Columnists like to give the impression of being oracles, but it does not take prophetic powers to figure out what is going to happen after this week’s effort rolls off the presses.
There are some Bills which just sit around Parliament for years and years, jammed up in the process but moving no further forward.
This weekend, Queenstown will be the centre of our political universe.
In the past few years, Dunedin woman Corinda Taylor had learned much more about the legal system than she ever wanted to.
Speaker Trevor Mallard has instituted a new policy in recent weeks, where each day one of his assistant Speakers reads the prayer which starts the proceedings of Parliament.
Politically, David Clark and Michael Woodhouse do not have that much in common.
Wednesday must have been a day of mixed feelings for David Clark.
On Wednesday afternoon, while MPs were upstairs making law, downstairs in committee room 3, some of their colleagues were contemplating a profound change to how those laws are made.
Just as circumstances prevented National’s newly-elected MPs from making their maiden speeches when they intended, Southern Say’s plans to look at those orations last week fell by the wayside.
Parliament broke fresh ground with its first "local issues" debate this week, offering MPs the chance to speak but, crucially, they need to focus on a matter of local rather than national importance.
As a member of the parliamentary rugby team, Michael Woodhouse keeps relatively fit, which is just as well given his punishing schedule on Wednesday morning this week.
It did not take long for Covid-19 to make its malign presence felt in the political debate of 2021, as the reappearance of the pandemic disease in the community dominated proceedings this week.
Cynics have been known to scoff that the go-to solution for a politician faced with a problem is to form a committee.
Last Sunday, with much fanfare, the independent Climate Change Commission released its draft advice to the Government about what it — and by extension all New Zealanders — need to do to meet the...
Politics is something that has largely happened elsewhere for the previous five weeks, something for which we should all probably be very grateful.
Back in 2010, to mark its 50th anniversary and to shake up its cast, Coronation Street’s writers scripted an explosion and tram crash which took out two prominent characters.
Over the Christmas break, Wanaka will host the hugely popular Rhythm and Alps music festival.

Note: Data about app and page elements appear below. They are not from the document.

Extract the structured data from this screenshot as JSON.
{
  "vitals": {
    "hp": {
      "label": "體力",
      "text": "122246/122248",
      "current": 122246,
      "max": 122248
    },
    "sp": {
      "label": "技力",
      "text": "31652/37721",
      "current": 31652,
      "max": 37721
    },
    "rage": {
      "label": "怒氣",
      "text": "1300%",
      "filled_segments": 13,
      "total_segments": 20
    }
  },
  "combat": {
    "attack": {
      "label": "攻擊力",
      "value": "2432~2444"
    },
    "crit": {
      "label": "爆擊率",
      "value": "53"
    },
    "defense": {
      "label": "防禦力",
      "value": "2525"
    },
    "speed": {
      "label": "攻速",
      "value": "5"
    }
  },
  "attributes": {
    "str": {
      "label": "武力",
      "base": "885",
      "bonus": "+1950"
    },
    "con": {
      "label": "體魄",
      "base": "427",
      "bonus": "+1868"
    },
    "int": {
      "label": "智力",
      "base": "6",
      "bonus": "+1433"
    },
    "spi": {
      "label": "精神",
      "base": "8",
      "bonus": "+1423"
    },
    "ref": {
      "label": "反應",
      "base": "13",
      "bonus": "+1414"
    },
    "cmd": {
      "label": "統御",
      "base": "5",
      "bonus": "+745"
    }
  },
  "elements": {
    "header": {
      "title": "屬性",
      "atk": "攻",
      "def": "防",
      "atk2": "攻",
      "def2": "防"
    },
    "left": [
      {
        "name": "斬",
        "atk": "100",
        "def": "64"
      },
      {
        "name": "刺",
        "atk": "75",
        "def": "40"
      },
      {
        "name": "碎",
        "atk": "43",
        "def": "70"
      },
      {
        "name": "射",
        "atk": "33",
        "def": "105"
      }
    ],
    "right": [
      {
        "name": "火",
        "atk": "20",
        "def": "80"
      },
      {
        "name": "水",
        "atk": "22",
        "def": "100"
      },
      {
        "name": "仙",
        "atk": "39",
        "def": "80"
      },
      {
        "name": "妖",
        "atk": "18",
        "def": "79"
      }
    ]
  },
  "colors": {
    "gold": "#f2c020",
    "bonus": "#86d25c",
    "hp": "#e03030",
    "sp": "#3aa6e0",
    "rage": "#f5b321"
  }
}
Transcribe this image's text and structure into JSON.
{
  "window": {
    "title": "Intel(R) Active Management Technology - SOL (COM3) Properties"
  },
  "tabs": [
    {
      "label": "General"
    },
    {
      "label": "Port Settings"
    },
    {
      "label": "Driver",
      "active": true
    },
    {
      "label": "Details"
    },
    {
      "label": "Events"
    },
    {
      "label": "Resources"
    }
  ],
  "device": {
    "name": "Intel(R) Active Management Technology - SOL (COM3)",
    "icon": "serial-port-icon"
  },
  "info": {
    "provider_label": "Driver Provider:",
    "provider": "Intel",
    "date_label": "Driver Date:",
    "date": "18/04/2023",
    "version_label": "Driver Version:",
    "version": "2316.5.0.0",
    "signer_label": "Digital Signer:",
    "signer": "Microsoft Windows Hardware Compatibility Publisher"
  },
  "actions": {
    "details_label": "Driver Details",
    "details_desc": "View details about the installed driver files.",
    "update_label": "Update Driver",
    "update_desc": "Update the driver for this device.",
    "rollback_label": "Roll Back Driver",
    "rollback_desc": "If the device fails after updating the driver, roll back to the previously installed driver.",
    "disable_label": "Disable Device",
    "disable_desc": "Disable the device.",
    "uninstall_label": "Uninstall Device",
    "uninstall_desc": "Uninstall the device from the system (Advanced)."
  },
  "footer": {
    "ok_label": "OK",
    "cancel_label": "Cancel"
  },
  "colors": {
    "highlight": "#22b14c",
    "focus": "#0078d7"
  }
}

Privacy Commissioner John Edwards was in our patch this week, briefing institutions and individuals on far-reaching law changes about to take effect in his patch.
Given the rollercoaster ride he has been on this year, it is unlikely Dunedin-based National Party list MP Michael Woodhouse will remember 2020 fondly.
As a doctor of theology, Dunedin MP David Clark will be very familiar with the phrase "to err is human, to forgive is divine".